MATERIAL TO PROCESS:

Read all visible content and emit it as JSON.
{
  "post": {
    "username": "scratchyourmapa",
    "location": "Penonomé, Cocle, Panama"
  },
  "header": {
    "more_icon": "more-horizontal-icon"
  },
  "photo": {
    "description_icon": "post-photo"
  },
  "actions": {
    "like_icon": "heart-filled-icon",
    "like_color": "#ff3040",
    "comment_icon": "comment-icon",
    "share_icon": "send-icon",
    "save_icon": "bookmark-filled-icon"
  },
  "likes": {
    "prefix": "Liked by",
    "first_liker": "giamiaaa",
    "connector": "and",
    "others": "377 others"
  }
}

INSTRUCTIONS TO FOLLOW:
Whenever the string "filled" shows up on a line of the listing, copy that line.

SOLUTION TO THIS EXERCISE:
    "like_icon": "heart-filled-icon",
    "save_icon": "bookmark-filled-icon"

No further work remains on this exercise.